  • Zone 9. Most of western and southern England and Wales, western Scotland, also a very narrow coastal fringe on the east coast of Scotland and northeast England (within 5 km of the North Sea), London, and most of Ireland.
  • Zone 10. Very low lying coastal areas of the southwest of Ireland and the Isles of Scilly.


Central Europe's climate is a good example of a transition from an oceanic climate to a continental climate, which can be noticed immediately when looking at the hardiness zones, which tend to decrease mainly eastwards instead of northwards. Also, the plateaux and low mountain ranges in this region have a significant impact on how cold it might get during winter.



Generally speaking, the hardiness zones are high considering the latitude of the region, although not as high as in the Shetland Islands where zone 9 extends to over 60°N. In Central Europe, the relevant zones decrease from zone 8 on the Belgian, Dutch and German North Sea coast, with the exception of some of the Frisian Islands (notably Vlieland and Terschelling), the island of Heligoland and some of the islands in the Rhine-Scheldt estuary, which are in zone 9, to zone 5 around Suwalki, Podlachia on the far eastern border between Poland and Lithuania.

Some isolated, high elevation areas of the Alps and Carpathians may even go down to zone 3 or 4. An extreme example of a cold sink is Funtensee, Bavaria which is at least in zone 3 and maybe even in zone 2.


Scandinavia lies at the same latitude as Alaska or Greenland, but the effect of the warm Gulf Stream is even more pronounced here than it is in Britain and Ireland.
Save for a very small spot near Karasjok, Norway which is in zone 2, nowhere in the Arctic part of Scandinavia does it get below zone 3. The Faroe Islands, at 62-63°N are in zone 8, as are the outer Lofoten Islands at 68°N. Tromsø, a coastal city in Norway at 70°N, is in zone 7, and even Longyearbyen, the northernmost true city in the world at 78°N, is still in zone 5. All these coastal locations have one thing in common, though, which are cold, damp summers, with temperatures rarely exceeding 20°C, or 15°C in Longyearbyen.

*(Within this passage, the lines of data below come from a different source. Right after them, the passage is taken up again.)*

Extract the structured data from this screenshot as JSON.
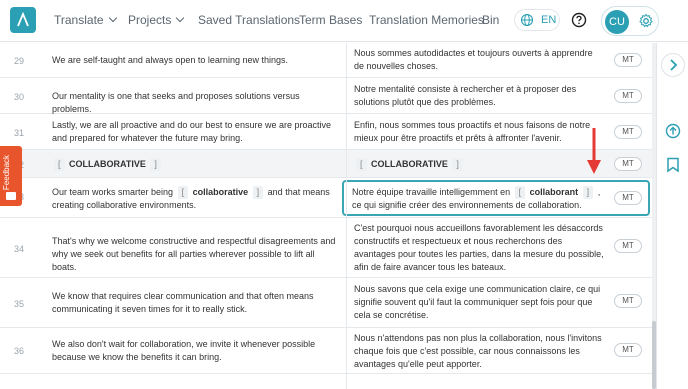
{
  "nav": {
    "translate": "Translate",
    "projects": "Projects",
    "saved": "Saved Translations",
    "termbases": "Term Bases",
    "tm": "Translation Memories",
    "bin": "Bin",
    "lang": "EN",
    "user_initials": "CU"
  },
  "feedback_label": "Feedback",
  "mt_label": "MT",
  "rows": [
    {
      "num": "29",
      "src": "We are self-taught and always open to learning new things.",
      "tgt": "Nous sommes autodidactes et toujours ouverts à apprendre de nouvelles choses."
    },
    {
      "num": "30",
      "src": "Our mentality is one that seeks and proposes solutions versus problems.",
      "tgt": "Notre mentalité consiste à rechercher et à proposer des solutions plutôt que des problèmes."
    },
    {
      "num": "31",
      "src": "Lastly, we are all proactive and do our best to ensure we are proactive and prepared for whatever the future may bring.",
      "tgt": "Enfin, nous sommes tous proactifs et nous faisons de notre mieux pour être proactifs et prêts à affronter l'avenir."
    },
    {
      "num": "32",
      "src_tag": "COLLABORATIVE",
      "tgt_tag": "COLLABORATIVE"
    },
    {
      "num": "33",
      "src_a": "Our team works smarter being",
      "src_tag": "collaborative",
      "src_b": "and that means creating collaborative environments.",
      "tgt_a": "Notre équipe travaille intelligemment en",
      "tgt_tag": "collaborant",
      "tgt_b": ", ce qui signifie créer des environnements de collaboration."
    },
    {
      "num": "34",
      "src": "That's why we welcome constructive and respectful disagreements and why we seek out benefits for all parties wherever possible to lift all boats.",
      "tgt": "C'est pourquoi nous accueillons favorablement les désaccords constructifs et respectueux et nous recherchons des avantages pour toutes les parties, dans la mesure du possible, afin de faire avancer tous les bateaux."
    },
    {
      "num": "35",
      "src": "We know that requires clear communication and that often means communicating it seven times for it to really stick.",
      "tgt": "Nous savons que cela exige une communication claire, ce qui signifie souvent qu'il faut la communiquer sept fois pour que cela se concrétise."
    },
    {
      "num": "36",
      "src": "We also don't wait for collaboration, we invite it whenever possible because we know the benefits it can bring.",
      "tgt": "Nous n'attendons pas non plus la collaboration, nous l'invitons chaque fois que c'est possible, car nous connaissons les avantages qu'elle peut apporter."
    }
  ],
  "colors": {
    "accent": "#2b9fb3",
    "annotation": "#e53935",
    "feedback": "#e8542b"
  }
}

This shows the importance to take heat zones into account for a better understanding of what may or may not grow.
In Sweden and Finland generally, at sea level to 500 metres, zone 3 is north of the Arctic Circle, including cities like Karesuando, Pajala and Rovaniemi. Kiruna is the big exception here, which being located on a hill above
frost traps, is in zone 5. Zone 4 lies between the Arctic Circle and about 64-65°N, with cities such as Oulu and Jokkmokk, Zone 5 (south to 61-62°N) contains cities such as Tampere, Umeå and Östersund. Zone 6 covers the south of mainland Finland, Sweden north of 60°N, and the high plateau of Småland further south. Here one will find cities such as Gävle, Örebro, Sundsvall and Helsinki. The Åland Islands, as well as coastal Southern Sweden, and the Stockholm area are in zone 6.

The west coast of Sweden (Gothenburg and southwards) enjoys particularly mild winters and lies in zone 7, therefore being friendly to some hardy exotic species (The Botanical Garden of Gothenburg), the southeast coast of Sweden has a colder winter due to the absence of the Gulf Stream.

From Wikipedia, National Gardening Association, Arbor Day Foundation